A gate valve for your property usually has to be closed if plumbing repairs or maintenance are needed inside your building. In some instances, particularly if the main control valve is a gate type valve, the valve may not close completely. In many cases a gate valve repair may be needed. But many times there are other remedies also available.
A gate valve not closing completely is fairly typically. That is primarily due to sediment that has built up inside the body of the valve. The sediment becomes lodged between the gate that lowers, and the inside of the valve body itself. Ball type valves do not suffer from this problem, as they operate on a different principal than a gate that raises, and then lowers inside of the valve body.
Your typical reaction when a gate valve will not close fully is to exert addition force on the handle. Using force to close a valve is absolutely the wrong response. Brute force can cause permanent damage to the valve, and a loss of water supply to your building. If sediment or mineral deposits are preventing the gate valve from closing fully, there are more sensible gate valve repair steps to take, other than brute force.

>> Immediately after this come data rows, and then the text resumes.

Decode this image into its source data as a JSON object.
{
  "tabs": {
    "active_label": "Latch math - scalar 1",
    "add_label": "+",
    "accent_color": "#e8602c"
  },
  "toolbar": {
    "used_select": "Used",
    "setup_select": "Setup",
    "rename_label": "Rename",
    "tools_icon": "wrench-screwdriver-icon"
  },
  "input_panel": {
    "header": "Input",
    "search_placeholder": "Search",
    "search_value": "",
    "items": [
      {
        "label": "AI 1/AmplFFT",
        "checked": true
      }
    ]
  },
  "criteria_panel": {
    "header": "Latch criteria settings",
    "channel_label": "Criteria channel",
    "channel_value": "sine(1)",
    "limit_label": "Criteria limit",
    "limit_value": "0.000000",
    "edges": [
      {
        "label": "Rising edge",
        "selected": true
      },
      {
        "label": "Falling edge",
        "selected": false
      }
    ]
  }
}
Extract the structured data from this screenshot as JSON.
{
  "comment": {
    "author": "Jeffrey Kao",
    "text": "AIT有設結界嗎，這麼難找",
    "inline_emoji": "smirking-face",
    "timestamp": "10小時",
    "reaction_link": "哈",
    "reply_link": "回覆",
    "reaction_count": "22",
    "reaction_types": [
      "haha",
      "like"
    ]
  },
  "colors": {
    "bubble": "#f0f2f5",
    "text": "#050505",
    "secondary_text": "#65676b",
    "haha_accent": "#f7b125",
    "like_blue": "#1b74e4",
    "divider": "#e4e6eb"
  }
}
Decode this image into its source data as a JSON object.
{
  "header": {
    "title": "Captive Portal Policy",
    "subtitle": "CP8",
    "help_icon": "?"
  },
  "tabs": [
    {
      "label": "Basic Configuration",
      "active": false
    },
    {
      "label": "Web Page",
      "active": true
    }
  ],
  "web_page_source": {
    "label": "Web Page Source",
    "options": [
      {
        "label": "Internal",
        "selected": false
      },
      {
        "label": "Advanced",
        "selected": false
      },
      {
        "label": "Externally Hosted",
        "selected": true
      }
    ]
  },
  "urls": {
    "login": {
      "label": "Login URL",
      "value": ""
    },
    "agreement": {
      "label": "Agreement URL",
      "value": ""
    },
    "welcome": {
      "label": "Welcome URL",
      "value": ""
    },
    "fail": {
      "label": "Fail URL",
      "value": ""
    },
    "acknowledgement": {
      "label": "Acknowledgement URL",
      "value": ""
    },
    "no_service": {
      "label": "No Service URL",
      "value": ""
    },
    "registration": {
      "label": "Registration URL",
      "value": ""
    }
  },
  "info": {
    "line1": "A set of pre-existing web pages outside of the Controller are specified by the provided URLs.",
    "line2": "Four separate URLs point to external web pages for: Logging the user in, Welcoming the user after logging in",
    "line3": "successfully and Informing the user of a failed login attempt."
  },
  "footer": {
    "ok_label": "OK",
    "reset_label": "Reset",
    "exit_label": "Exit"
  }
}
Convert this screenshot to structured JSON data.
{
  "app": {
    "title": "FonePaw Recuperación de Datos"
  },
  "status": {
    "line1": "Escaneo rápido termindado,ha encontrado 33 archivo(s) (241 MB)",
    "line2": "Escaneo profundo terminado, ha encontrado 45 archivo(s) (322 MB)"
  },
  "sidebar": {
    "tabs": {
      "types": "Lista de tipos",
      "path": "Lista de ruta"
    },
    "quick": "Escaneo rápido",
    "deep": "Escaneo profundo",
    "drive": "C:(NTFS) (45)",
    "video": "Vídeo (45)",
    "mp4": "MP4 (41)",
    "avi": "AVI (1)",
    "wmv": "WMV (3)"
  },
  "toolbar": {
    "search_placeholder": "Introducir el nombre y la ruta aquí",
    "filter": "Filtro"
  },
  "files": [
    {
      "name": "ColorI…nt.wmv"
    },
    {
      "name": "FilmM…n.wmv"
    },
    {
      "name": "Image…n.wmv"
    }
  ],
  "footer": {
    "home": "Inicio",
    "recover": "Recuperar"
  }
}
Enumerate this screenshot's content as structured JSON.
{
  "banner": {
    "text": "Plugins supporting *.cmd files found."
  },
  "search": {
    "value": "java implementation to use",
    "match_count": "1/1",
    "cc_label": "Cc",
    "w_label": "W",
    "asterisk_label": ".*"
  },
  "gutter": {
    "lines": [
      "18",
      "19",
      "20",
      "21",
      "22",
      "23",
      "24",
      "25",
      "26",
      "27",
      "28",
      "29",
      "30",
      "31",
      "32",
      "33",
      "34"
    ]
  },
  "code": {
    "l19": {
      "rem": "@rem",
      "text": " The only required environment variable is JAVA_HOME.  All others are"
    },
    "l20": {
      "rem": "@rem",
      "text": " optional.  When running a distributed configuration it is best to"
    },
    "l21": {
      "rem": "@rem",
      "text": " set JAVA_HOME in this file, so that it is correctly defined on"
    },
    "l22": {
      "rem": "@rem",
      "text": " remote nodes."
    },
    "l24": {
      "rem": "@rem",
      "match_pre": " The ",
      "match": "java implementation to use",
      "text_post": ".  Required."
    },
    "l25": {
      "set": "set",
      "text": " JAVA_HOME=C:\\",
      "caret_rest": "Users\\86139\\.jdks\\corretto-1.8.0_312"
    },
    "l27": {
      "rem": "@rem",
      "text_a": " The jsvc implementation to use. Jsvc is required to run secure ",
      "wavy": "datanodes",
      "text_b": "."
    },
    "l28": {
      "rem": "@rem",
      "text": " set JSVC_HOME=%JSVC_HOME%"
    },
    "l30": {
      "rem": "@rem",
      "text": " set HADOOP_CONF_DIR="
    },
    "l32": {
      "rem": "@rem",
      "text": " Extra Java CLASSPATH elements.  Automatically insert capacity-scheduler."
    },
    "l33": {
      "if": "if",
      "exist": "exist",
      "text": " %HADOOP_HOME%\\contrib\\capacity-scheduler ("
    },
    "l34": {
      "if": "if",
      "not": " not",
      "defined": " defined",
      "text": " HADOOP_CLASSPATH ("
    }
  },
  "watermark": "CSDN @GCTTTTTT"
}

The first step if a gate valve will not close completely
If sediment or mineral deposits are preventing a gate from closing completely, an attempt should be made to flush out the inside of the valve. The proper way to do this is to open a faucet on a sink inside the house, so there is a flow of water. Then gently and repeatedly open and close the valve.
If the handle of the valve does not turn freely, then loosen the packing nut just above the valve body and around the stem of the valve. Loosening it just one turn should be fine – just remember to tighten it back up when you are done. Every time you lower the gate some sediment will break free and be flushed away by the water flow. There is absolutely no harm or danger in how many times you do this as long as no excessive force is used.
Routinely opening and closing a gate valve helps it to last longer than if it is left frozen in place for long periods of time. This is called exercising the valve, and can help avoid ever needing a gate valve repair. Experienced building managers make this chore a part of their standard maintenance duties. Water valves should be exercised to prevent them from “freezing in place” or accumulating sediment inside the valve body.
What if the valve stops almost all of the water flow?
Sometimes a little water will continue to flow after a gate valve is closed as fully as possible. In some cases the plumbing repairs inside the property can be performed with that little bit of water flowing through the system. But there is an other option as well. If there is a slight flow of water the easiest solution is to jump the valve.
Jumping a valve simply means to leave the defective valve in place, and simply install a brand new valve after it. This method completely avoids trying to do a gate valve repair on the old valve. If legal for your area, and for your type of water service line, the preferred valve to use is a ball type valve. A full port ball valve allows for full flow of water, is rated higher than most gate valves, is longer lasting, and is not prone to break.
If you choose to install a second main control valve it is a good idea to remove the handle on the original valve or label it. This acts as a reminder, so it is not used again in the future. The last thing you would want to do is to use an old defective valve in the future and have it break in the closed position.
Gate valve repair: When a valve breaks in the closed position
In most cases, if a gate valves breaks in the closed position, gate valve repair work has to be done. Sometimes a curb valve will be located in the sidewalk area. This would enable you to close the curb valve and the water by using a curb box key. A curb box key is a specialty water main tool, and comes in a variety of styles. Once the water is closed, you could then remove the broken valve with little trouble.
If there is very little room to work inside the basement where the valve is located, and there is no curb valve, the roadway may have to be opened in order to close the tap connection itself. Opening the roadway can be fairly costly and will involve securing DOT permits.
Changing out a main control valve under pressure can be a very tricky proposition, and should be considered the most potentially dangerous gate valve repair. Removing a valve under water pressure can sometimes be done by highly skilled plumbers, but never when live electric services are nearby. Obviously, when a gate valve repair is needed, there are many nuances to getting the job done correctly. One should never risk an injury or property damage just to save a few dollars.
Can you rebuild a gate valve?
For most homeowners the low actual cost of a new gate valve will not warrant trying the rebuild it. In some cases, due to the size of the gate valve, or the sensitive location, rebuilding a gate valve may be a viable option. In those rare cases, this article on how to rebuild a gate valve can come in handy.
Sharing a “Trick Of The Trade” when a gate valve breaks
If a gate breaks in the closed position, there may seem to be no way to raise it back up to restore water service. However, there is a trick in the plumbing trade. By drilling a small hole near the bottom of the valve body in line with the gate, a nail or some other sharp object can be pushed in to force up the gate of the valve. Water will leak out while this is being done but it will be a manageable amount.
After the valve gate is pushed up, simply insert a like-sized sheet metal screw into the hole to stop the water. Please note that while this will restore the water supply to the building it is a temporary gate valve repair fix. The gate valve will still have to be replaced to make a permanent repair and have a trustworthy valve to close the water in the future.
As in most cases, it is strongly suggested that a Licensed Master Plumber be contacted when a plumbing repair is required.